[PROBLEM DESCRIPTION]
Go over the records and copy every line with the string "rest".

[MATERIAL FOR THE TASK]
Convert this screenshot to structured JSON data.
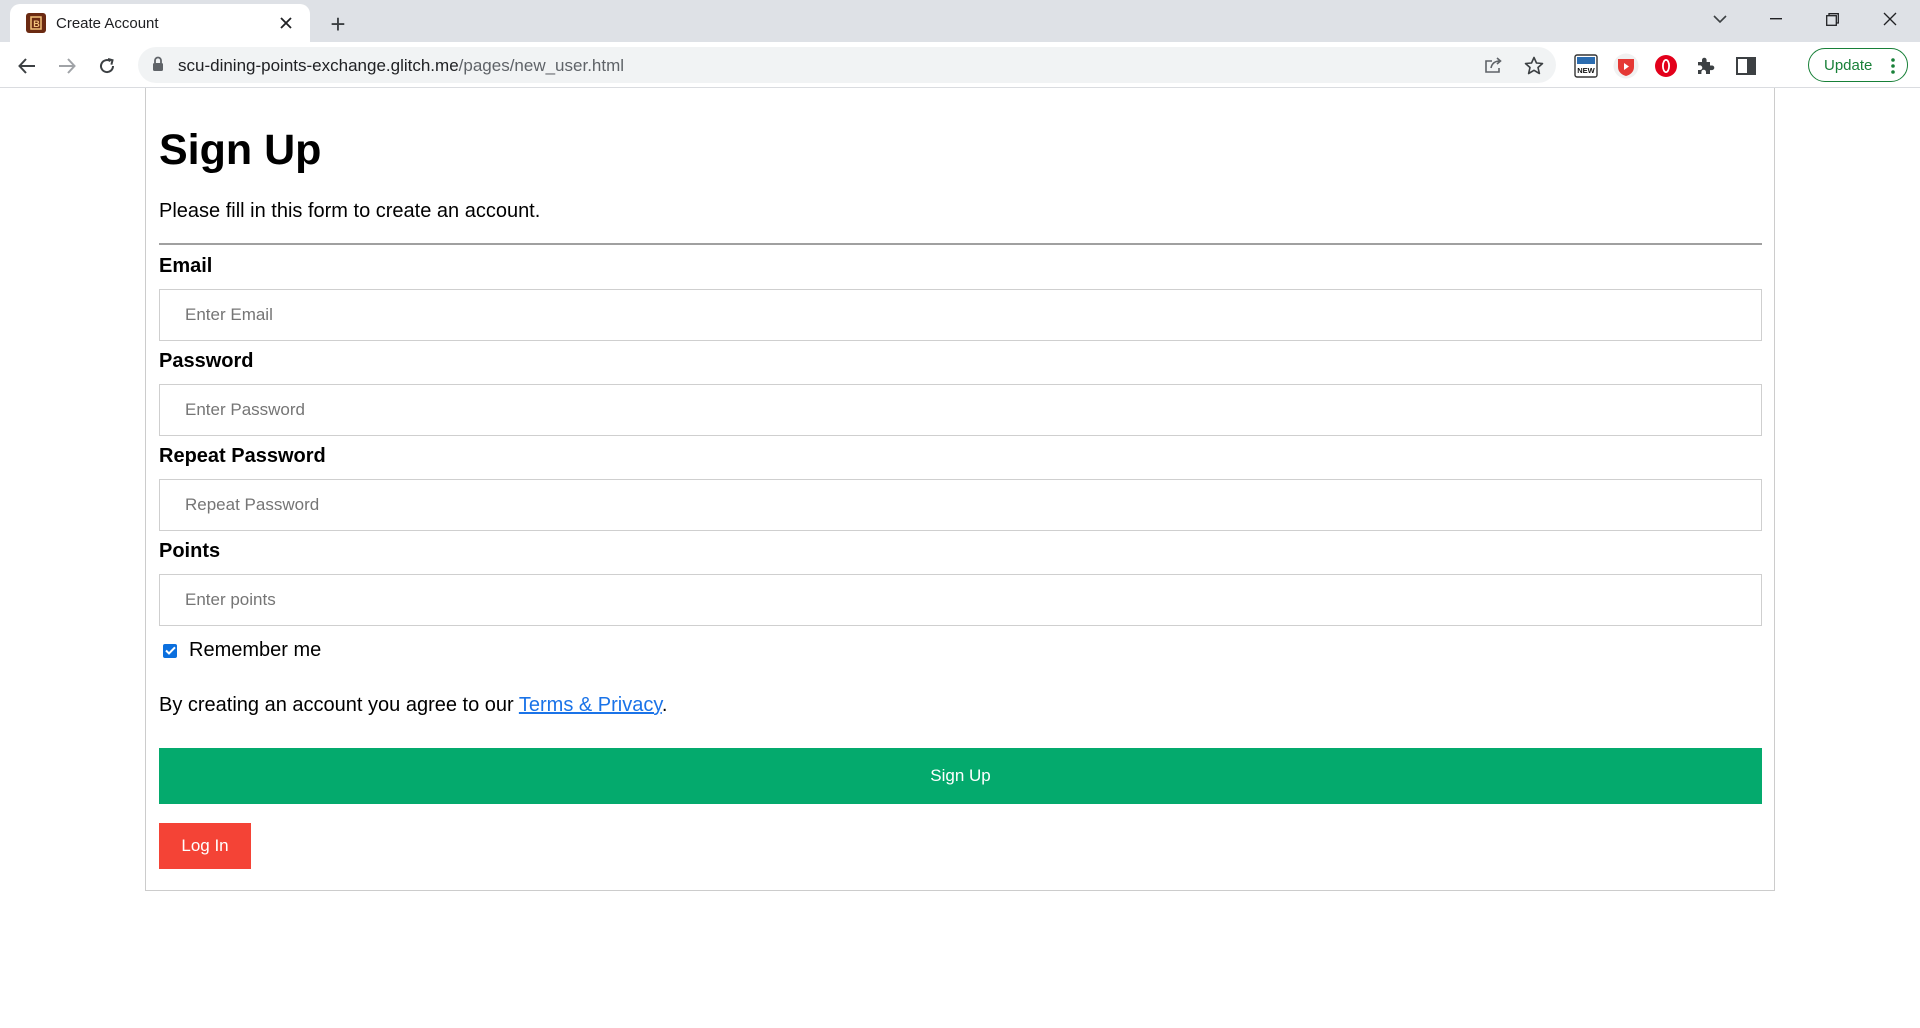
{
  "browser": {
    "tab_title": "Create Account",
    "new_tab_symbol": "+",
    "url_host": "scu-dining-points-exchange.glitch.me",
    "url_path": "/pages/new_user.html",
    "update_label": "Update",
    "extension_new_label": "NEW"
  },
  "form": {
    "title": "Sign Up",
    "subtitle": "Please fill in this form to create an account.",
    "fields": [
      {
        "label": "Email",
        "placeholder": "Enter Email"
      },
      {
        "label": "Password",
        "placeholder": "Enter Password"
      },
      {
        "label": "Repeat Password",
        "placeholder": "Repeat Password"
      },
      {
        "label": "Points",
        "placeholder": "Enter points"
      }
    ],
    "remember_label": "Remember me",
    "remember_checked": true,
    "agree_prefix": "By creating an account you agree to our ",
    "agree_link": "Terms & Privacy",
    "agree_suffix": ".",
    "signup_label": "Sign Up",
    "login_label": "Log In"
  },
  "colors": {
    "signup_green": "#04aa6d",
    "login_red": "#f44336",
    "link_blue": "#1a73e8",
    "update_green": "#188038"
  }
}
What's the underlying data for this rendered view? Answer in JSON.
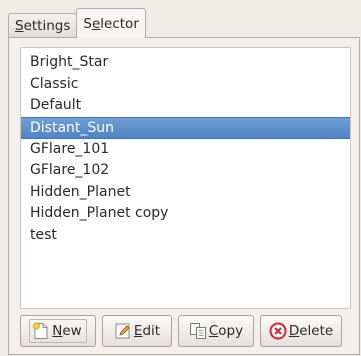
{
  "tabs": [
    {
      "mnemonic": "S",
      "rest": "ettings"
    },
    {
      "pre": "S",
      "mnemonic": "e",
      "rest": "lector"
    }
  ],
  "list": {
    "items": [
      "Bright_Star",
      "Classic",
      "Default",
      "Distant_Sun",
      "GFlare_101",
      "GFlare_102",
      "Hidden_Planet",
      "Hidden_Planet copy",
      "test"
    ],
    "selected": "Distant_Sun"
  },
  "buttons": {
    "new": {
      "mnemonic": "N",
      "rest": "ew",
      "icon": "new-document-icon"
    },
    "edit": {
      "mnemonic": "E",
      "rest": "dit",
      "icon": "edit-pencil-icon"
    },
    "copy": {
      "mnemonic": "C",
      "rest": "opy",
      "icon": "copy-icon"
    },
    "delete": {
      "mnemonic": "D",
      "rest": "elete",
      "icon": "delete-icon"
    }
  },
  "colors": {
    "selection": "#5a8dcb",
    "delete_icon": "#d8262a"
  }
}
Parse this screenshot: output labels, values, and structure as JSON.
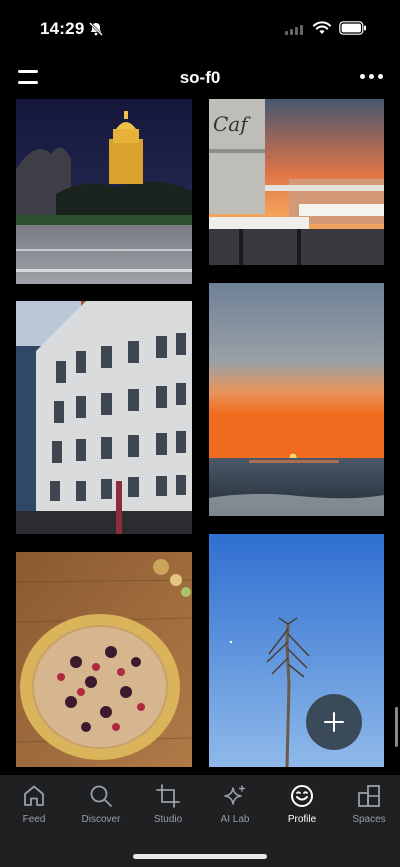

[WRITTEN REPLY]
      "rest": "ettings"
      "rest": "lector"
      "rest": "ew",
      "rest": "dit",
      "rest": "opy",
      "rest": "elete",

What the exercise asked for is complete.